The train slowed right down to a crawl for ages. We were in a carved valley, barely wide enough for the train to fit through. Out of the window in the distance I could see two men down by the side of the tracks. As we got closer I could see that they were inspecting the tracks, as the train went over a ditch. I can only assume the old tracks were replaced and they were using us as a guinea pig! The train creaked and rocked safely over and the view opened up revealing an enormous gorge, spanned by the even more enormous Gokteik viaduct (the largest in the British empire when it was built in 1901). As we rounded the corner we passed a soldier (who refused to smile or wave) in a bunker, guarding the strategically important viaduct with a large fixed machine gun! The train once again slowed. Over the bridge everyone leaned out of the windows for a glimpse into the chasm! Far below is another track, possibly the old line before the viaduct was build - or a secret military line to somewhere unknown :)

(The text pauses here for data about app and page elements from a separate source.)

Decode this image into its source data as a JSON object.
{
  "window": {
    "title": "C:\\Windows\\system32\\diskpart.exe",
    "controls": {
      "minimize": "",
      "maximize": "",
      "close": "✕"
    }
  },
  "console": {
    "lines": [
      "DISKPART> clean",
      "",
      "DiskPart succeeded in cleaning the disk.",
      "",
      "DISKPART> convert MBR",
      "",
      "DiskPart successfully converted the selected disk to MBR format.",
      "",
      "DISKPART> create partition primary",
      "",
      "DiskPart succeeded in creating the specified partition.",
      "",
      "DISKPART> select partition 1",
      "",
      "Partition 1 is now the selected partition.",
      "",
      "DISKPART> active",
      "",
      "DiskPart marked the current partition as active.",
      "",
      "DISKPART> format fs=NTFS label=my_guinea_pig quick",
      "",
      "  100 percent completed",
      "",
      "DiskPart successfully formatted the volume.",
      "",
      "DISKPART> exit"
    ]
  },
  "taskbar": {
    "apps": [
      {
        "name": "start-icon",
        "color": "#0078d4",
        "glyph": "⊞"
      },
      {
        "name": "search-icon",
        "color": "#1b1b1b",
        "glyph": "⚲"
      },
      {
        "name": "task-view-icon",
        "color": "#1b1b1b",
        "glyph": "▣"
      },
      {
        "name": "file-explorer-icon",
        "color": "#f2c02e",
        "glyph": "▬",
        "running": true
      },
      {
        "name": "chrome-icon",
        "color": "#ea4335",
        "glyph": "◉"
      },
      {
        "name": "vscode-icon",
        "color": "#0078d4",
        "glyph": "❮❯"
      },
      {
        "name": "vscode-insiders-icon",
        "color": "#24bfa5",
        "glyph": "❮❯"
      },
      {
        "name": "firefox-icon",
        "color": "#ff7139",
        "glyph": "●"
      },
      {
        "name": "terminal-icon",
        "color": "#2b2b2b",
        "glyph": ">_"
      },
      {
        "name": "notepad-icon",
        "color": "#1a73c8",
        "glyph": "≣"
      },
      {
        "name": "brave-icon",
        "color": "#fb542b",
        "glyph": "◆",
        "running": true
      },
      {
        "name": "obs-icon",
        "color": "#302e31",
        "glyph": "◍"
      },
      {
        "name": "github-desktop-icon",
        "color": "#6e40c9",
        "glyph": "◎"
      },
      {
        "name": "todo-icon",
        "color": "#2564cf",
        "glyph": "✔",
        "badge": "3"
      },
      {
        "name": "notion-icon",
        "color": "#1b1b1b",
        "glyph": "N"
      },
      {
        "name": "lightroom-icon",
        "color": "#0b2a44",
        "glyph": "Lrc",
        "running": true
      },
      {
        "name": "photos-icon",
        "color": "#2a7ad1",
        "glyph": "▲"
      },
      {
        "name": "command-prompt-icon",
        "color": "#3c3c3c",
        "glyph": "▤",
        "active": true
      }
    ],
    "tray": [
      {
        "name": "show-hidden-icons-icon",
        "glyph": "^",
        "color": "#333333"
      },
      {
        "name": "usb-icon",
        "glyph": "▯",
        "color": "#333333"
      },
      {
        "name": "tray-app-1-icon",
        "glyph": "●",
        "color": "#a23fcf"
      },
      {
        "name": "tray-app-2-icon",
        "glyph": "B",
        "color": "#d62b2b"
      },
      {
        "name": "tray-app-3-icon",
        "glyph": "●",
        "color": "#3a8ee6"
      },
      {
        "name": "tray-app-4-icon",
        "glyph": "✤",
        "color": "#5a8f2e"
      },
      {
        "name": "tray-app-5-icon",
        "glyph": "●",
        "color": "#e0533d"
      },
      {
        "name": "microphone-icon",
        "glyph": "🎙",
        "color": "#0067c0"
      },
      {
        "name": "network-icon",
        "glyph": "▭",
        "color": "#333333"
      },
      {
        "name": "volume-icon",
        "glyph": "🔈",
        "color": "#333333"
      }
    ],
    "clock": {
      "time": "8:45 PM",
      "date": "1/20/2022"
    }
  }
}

Crossing a huge canyon

Cutting through the bushes

We past many villages and got further and further east. The train was now cutting through jungle, if no train were to come I'm sure the tracks would be covered in weeks. Most of the foliage was coming into the car and landing at my feet. The train was also now rocking and jumping a LOT. At times you could leave your seat or get thrown into the wall - a couple of times I was convinced the train had left the track! We cruised into Lashio at 10pm and a tuk-tuk driver took us to Thi Da Aye (Cool water). The room was dirt cheap at $5 each. It was a tiny, dim room, in the basement of a posh business hotel. It was right next to a squat toilet! Completely tired we took the room and crashed.

Next day we wanted to hire motorbikes. Asking around it was clear that there was no tourist rental places (or indeed tourists). We asked some locals but they were reluctant to lend us their bikes. We were told that we would attract a lot of attention on bikes, and we wouldn't be able to go far as there were military checkpoints to the east on the road to China. We bailed that idea and went for a walk instead. Possibly every person we passed said hello and wanted to talk, or just looked on like we were two aliens fresh from Mars! There's not exactly much in the way of tourist attractions in Lashio, and we  noticed a sign for an amusement park!  Entering the park kids scattered into groups and laugh-whispered about us. There's was a tiny pirate ship, a large statue (which we climbed), an amusement arcade with some seriously old games in and a roller-skating rink!! We popped on some boots and prepared to break our legs, or arms, or both. The local kids were highly amused and raced us, winning every time of course. My boots were so old and worn that the wheels each wanted to go different directions, which meant I did also! Battered and bruised and extremely sweaty we got talking to a local student called Wai Yan Moe Tain (English name: Terry), who wanted to practice English and show us around his town. That afternoon he took us to some of his favourite food haunts.

My second travel mascot, Woody, was abducted by a little girl from a wedding - I didn't have the heart to take it back from her, she liked him so much.

The girl on the left - Woodys new owner

Next day I woke early - Chris wasn't in bed. I went to reception to see if he was there and the receptionist said he'd come in the middle of the night and wanted a room with toilet, the only one they had was a $30 room and he took it! I went up to see him. He was violently sick in the night, and had spent hours in the small dirty squat toilet next to our room before deciding to get an en-suite! He was still feeling rough so I got him some water and salt-powders. He slept most of the day, checking out of the $30 room at the last minute - any longer and he would've been charged another night. 

English name "Terry"
Lasho rollerskating park
Yan time Aung Pagoda